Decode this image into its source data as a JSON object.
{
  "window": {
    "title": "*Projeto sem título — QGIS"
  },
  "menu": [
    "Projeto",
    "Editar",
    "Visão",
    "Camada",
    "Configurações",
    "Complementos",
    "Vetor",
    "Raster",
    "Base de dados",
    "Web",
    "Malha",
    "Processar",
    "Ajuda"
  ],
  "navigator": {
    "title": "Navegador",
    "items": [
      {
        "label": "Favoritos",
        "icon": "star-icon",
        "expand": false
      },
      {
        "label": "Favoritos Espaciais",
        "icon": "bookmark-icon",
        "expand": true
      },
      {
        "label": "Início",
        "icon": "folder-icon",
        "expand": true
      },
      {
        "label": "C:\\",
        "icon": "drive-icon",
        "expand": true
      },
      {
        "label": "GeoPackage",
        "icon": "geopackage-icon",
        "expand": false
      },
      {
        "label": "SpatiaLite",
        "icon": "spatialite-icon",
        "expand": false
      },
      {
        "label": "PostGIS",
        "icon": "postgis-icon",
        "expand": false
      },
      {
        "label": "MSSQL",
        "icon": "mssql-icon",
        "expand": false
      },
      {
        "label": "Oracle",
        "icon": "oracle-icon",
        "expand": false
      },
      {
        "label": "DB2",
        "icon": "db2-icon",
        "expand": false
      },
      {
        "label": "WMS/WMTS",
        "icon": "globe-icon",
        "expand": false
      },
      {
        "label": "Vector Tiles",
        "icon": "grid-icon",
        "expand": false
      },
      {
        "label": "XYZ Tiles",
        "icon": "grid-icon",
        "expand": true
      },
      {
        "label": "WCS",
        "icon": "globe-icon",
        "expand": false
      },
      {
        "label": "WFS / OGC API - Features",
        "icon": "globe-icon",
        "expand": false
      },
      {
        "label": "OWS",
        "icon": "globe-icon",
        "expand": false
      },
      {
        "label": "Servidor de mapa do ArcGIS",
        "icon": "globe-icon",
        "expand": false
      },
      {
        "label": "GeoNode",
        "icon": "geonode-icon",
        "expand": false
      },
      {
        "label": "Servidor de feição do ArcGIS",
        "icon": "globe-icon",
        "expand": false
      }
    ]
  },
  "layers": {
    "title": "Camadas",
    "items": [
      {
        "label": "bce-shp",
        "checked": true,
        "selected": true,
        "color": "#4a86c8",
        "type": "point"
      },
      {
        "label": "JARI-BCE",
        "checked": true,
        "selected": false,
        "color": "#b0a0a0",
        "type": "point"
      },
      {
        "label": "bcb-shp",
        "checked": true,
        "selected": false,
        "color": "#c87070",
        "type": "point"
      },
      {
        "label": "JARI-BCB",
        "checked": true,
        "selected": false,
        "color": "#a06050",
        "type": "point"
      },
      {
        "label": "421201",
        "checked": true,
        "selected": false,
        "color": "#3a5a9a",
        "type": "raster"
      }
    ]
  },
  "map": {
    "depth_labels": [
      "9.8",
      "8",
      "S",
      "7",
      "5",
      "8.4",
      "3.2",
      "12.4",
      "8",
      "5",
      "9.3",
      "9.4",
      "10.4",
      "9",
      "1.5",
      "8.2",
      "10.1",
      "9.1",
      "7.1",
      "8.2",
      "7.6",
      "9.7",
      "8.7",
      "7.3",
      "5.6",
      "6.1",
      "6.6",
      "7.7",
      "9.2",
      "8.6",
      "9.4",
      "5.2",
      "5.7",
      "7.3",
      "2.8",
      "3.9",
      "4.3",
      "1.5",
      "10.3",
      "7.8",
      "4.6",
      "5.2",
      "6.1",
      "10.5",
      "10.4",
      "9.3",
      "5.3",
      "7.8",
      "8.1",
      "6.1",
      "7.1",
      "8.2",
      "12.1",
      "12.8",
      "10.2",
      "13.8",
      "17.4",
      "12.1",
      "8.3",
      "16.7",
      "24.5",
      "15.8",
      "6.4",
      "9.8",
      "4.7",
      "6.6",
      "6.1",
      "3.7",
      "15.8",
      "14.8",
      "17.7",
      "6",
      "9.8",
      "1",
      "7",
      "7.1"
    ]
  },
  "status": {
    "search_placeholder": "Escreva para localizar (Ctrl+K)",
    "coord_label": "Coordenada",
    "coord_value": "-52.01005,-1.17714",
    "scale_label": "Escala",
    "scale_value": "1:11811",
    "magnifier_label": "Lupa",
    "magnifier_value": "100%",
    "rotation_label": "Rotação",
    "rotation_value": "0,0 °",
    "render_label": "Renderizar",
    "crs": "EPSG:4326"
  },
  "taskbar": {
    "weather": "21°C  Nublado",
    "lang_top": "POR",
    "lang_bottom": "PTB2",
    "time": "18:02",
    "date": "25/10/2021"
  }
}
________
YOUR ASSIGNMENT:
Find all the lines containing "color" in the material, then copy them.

RESULT:
        "color": "#4a86c8",
        "color": "#b0a0a0",
        "color": "#c87070",
        "color": "#a06050",
        "color": "#3a5a9a",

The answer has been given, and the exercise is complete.